CAIRO — A Moroccan court has sentenced a journalist and her fiance to jail for having premarital sex and an alleged abortion, a punishment that human rights activists say is a blow to women’s rights and part of a crackdown on independent reporting.

In sentencing Hajar Raissouni to one year in prison on Monday, a court in the Moroccan capital, Rabat, convicted her of having an “illegal abortion and sexual relations outside of marriage.” The court also convicted her Sudanese fiance, Rifaat al-Amin, sentencing him to a year in prison for helping Raissouni get the alleged abortion. 

The doctor who allegedly performed the operation received two years in prison and a ban on practicing medicine for two years. Two other members of his medical staff received a one-year sentence and an eight-month sentence respectively. They were all arrested in late August at a gynecologist’s clinic in Rabat.

 “Today’s verdict is a devastating blow for women’s rights in Morocco,” Heba Morayef, Amnesty International’s regional director for the Middle East and North Africa, said in a statement. “Under international law, women have a right to make their own decisions about their sexual and reproductive lives. Criminalizing abortion is a form of discrimination against women.”

 The 28-year-old journalist and her defense lawyers denied that she had an abortion and said in a Sept. 4 letter that the charges were fabricated. She had gone to the doctor to receive treatment for internal bleeding, they said. Her arrest has triggered public protests by activists.

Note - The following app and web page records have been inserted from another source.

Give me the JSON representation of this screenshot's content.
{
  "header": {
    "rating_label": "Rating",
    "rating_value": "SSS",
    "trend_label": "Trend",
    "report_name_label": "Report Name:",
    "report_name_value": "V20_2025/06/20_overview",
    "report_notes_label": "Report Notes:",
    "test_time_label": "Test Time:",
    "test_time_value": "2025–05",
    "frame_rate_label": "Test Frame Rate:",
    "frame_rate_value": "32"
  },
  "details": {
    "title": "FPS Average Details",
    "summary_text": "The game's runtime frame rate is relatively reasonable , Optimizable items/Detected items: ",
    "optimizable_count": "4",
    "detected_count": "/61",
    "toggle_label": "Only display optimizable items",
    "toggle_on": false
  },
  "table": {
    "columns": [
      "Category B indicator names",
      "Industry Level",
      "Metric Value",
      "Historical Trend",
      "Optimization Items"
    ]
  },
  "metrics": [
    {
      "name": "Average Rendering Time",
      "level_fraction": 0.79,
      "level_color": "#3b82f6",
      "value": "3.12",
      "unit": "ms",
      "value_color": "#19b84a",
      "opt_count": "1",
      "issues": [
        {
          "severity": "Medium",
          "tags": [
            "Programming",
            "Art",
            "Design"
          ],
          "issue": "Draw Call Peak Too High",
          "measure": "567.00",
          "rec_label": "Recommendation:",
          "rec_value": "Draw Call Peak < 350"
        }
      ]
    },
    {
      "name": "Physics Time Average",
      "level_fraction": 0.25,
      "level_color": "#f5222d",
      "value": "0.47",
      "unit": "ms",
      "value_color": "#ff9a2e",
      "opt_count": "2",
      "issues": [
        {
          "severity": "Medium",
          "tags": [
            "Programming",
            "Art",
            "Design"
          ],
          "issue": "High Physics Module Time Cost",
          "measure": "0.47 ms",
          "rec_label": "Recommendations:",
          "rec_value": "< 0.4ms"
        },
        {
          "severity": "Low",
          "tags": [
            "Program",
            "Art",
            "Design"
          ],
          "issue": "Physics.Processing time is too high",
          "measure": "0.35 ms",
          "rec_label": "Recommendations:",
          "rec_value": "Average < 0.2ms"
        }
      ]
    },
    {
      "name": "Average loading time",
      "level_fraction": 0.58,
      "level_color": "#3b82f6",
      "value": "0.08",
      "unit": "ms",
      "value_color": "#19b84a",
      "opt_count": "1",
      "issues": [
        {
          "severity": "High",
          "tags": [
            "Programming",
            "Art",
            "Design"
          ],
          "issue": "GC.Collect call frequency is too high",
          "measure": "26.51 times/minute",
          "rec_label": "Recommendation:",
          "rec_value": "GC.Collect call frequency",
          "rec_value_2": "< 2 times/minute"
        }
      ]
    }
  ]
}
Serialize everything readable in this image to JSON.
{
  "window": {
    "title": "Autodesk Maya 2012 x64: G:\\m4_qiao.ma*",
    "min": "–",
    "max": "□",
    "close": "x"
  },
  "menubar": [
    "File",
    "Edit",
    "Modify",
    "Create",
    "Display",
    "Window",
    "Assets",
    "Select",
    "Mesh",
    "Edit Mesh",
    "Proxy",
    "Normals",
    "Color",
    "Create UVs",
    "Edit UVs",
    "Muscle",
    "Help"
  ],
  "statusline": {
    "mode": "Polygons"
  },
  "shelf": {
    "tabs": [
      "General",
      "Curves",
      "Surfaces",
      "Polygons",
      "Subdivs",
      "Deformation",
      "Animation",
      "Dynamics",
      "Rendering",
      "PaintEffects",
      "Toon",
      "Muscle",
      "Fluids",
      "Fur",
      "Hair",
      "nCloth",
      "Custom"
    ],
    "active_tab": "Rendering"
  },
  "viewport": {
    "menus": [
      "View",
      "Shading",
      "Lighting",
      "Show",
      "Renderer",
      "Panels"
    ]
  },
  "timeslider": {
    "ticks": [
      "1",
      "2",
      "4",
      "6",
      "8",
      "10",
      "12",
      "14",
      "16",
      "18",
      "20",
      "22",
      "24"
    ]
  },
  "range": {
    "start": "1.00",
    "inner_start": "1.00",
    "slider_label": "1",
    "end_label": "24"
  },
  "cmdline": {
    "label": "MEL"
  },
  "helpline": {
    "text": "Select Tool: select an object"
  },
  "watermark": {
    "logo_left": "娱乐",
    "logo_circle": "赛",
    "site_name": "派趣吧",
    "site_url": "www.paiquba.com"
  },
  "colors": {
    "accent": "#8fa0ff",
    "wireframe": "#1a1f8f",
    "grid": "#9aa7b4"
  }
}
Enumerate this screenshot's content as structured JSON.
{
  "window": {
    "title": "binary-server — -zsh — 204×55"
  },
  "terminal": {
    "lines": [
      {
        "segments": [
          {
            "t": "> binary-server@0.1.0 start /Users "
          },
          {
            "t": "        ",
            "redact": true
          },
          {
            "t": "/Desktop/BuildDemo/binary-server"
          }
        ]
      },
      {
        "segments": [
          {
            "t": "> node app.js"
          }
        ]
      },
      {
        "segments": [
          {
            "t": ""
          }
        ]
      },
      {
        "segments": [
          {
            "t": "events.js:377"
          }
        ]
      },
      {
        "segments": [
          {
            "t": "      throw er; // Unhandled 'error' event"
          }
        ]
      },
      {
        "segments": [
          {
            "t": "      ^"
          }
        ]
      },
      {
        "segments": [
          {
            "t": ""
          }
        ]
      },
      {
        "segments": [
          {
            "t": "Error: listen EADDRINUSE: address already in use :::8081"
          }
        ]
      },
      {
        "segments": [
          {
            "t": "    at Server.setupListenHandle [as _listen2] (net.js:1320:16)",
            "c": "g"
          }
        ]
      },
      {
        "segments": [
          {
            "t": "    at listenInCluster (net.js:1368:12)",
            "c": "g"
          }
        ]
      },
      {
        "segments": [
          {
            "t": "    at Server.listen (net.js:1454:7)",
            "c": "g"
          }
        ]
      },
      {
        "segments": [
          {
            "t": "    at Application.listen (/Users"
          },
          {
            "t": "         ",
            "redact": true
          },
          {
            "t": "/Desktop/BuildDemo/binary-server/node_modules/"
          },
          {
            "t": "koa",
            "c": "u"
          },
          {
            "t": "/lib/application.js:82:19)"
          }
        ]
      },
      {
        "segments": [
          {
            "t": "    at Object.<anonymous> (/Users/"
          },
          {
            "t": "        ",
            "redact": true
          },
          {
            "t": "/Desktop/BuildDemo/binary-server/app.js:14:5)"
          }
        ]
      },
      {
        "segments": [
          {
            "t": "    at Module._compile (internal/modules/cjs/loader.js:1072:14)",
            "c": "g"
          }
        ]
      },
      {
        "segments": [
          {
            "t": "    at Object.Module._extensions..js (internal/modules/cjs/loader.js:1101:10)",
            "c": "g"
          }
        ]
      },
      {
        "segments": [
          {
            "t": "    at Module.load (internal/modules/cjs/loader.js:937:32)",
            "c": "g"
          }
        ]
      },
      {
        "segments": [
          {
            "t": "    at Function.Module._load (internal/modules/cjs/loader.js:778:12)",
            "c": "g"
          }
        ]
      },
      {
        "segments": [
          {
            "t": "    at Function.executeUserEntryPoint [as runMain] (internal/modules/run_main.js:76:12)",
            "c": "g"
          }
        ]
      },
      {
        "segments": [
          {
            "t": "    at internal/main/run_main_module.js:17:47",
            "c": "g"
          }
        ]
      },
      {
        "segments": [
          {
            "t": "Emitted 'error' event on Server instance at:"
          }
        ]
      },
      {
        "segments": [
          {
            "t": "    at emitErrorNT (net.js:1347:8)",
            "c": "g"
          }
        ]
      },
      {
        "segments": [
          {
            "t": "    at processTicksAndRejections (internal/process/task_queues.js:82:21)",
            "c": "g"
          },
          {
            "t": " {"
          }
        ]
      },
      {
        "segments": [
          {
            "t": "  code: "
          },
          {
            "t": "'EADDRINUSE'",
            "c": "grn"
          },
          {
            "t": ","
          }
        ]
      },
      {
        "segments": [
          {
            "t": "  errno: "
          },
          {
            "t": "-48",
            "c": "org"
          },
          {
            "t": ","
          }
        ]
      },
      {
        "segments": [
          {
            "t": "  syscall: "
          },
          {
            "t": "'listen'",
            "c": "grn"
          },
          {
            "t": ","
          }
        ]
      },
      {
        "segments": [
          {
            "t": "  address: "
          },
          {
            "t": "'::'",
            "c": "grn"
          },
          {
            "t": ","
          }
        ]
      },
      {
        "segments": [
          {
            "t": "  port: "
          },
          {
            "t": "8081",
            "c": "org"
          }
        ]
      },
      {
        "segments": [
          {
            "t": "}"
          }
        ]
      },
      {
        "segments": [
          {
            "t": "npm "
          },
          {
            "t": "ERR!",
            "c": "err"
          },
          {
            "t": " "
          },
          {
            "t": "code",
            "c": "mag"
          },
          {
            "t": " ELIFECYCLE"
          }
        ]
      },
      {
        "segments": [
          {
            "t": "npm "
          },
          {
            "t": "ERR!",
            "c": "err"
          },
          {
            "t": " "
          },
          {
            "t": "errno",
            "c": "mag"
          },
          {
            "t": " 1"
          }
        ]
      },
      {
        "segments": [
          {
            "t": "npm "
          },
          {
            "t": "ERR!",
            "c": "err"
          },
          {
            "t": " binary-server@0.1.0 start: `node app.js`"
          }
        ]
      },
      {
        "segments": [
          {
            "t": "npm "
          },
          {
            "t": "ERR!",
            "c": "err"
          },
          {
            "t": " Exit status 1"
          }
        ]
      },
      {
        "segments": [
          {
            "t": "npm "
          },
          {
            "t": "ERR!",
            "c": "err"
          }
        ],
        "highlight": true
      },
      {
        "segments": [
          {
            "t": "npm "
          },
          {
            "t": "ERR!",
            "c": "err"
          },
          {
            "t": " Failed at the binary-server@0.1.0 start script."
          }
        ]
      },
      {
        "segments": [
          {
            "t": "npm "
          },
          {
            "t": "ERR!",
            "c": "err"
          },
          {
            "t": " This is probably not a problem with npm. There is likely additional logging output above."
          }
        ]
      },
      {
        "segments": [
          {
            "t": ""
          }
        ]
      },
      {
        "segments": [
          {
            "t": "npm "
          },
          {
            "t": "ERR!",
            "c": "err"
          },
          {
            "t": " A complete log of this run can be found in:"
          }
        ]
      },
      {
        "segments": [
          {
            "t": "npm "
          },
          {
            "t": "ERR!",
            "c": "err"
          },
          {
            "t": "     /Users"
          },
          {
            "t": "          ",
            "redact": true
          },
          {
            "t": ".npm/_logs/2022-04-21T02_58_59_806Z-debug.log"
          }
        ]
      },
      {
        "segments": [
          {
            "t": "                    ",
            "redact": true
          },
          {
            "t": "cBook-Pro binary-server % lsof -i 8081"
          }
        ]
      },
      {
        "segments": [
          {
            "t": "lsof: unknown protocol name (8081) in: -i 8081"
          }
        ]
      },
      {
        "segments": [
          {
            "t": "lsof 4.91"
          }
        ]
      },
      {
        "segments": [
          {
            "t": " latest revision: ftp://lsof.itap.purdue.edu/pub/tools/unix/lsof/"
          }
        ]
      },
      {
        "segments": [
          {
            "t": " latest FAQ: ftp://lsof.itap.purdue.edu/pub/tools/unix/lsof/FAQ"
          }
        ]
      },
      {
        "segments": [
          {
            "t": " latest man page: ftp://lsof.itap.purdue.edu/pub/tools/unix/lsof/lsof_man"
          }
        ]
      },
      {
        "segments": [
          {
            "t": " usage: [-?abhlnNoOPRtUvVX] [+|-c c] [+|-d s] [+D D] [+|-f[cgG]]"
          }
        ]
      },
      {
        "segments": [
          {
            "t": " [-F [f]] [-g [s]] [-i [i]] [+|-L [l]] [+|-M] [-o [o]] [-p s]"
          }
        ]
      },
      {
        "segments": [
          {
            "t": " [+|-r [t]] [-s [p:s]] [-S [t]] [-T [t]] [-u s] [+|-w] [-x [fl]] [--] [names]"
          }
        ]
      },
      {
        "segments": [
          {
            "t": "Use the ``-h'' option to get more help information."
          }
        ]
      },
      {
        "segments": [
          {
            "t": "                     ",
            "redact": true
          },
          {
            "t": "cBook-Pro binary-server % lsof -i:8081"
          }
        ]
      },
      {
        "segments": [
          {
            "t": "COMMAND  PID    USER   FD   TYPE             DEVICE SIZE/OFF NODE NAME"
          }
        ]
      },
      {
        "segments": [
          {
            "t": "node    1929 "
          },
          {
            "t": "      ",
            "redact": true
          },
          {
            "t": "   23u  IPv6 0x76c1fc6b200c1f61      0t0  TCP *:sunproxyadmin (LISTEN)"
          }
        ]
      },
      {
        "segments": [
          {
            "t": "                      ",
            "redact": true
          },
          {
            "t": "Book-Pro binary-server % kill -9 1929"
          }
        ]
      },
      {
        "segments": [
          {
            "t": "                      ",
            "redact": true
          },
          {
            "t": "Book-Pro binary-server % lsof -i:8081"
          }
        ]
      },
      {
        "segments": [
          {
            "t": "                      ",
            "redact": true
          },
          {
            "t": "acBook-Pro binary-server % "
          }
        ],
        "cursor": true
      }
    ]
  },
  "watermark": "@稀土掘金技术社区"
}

Raissouni and human rights groups said her arrest was politically motivated. As a journalist for the independent Akhbar al-Yaoum newspaper, Raissouni wrote about anti-government protests in northern Morocco. The paper is one of the few remaining dailies that report critically on the government. 

In the Sept. 4 letter, published in her newspaper, Raissouni said Moroccan authorities interrogated her about her political writings as well as her uncle, who is a leading Islamic scholar and former president of one of the nation’s largest Muslim movements. Her cousin heads the Moroccan Association of Human Rights, the nation’s largest independent human rights organizations.

In court, the government prosecutor denied that the case was motivated by Raissouni’s critical reporting, adding that the clinic she visited was under surveillance for suspicion of performing illegal abortions. Her defense lawyer, Abdelmoula El Marouri, told Reuters that Raissouni and Amin were “shocked by the verdict” and that all the evidence should have led to an acquittal. They will appeal the verdict, he said.

 “Hajar Raissouni is being charged for alleged private behavior that shouldn’t be criminalized in the first place,” Ahmed Benchemsi, regional communications director for Human Rights Watch, said in a statement. “Morocco’s arrest, prosecution and brutal violation of Hajar Raissouni’s private life illustrate the country’s lack of respect of individual freedoms, and apparently the selective enforcement of unjust laws to punish critical journalism and activism.”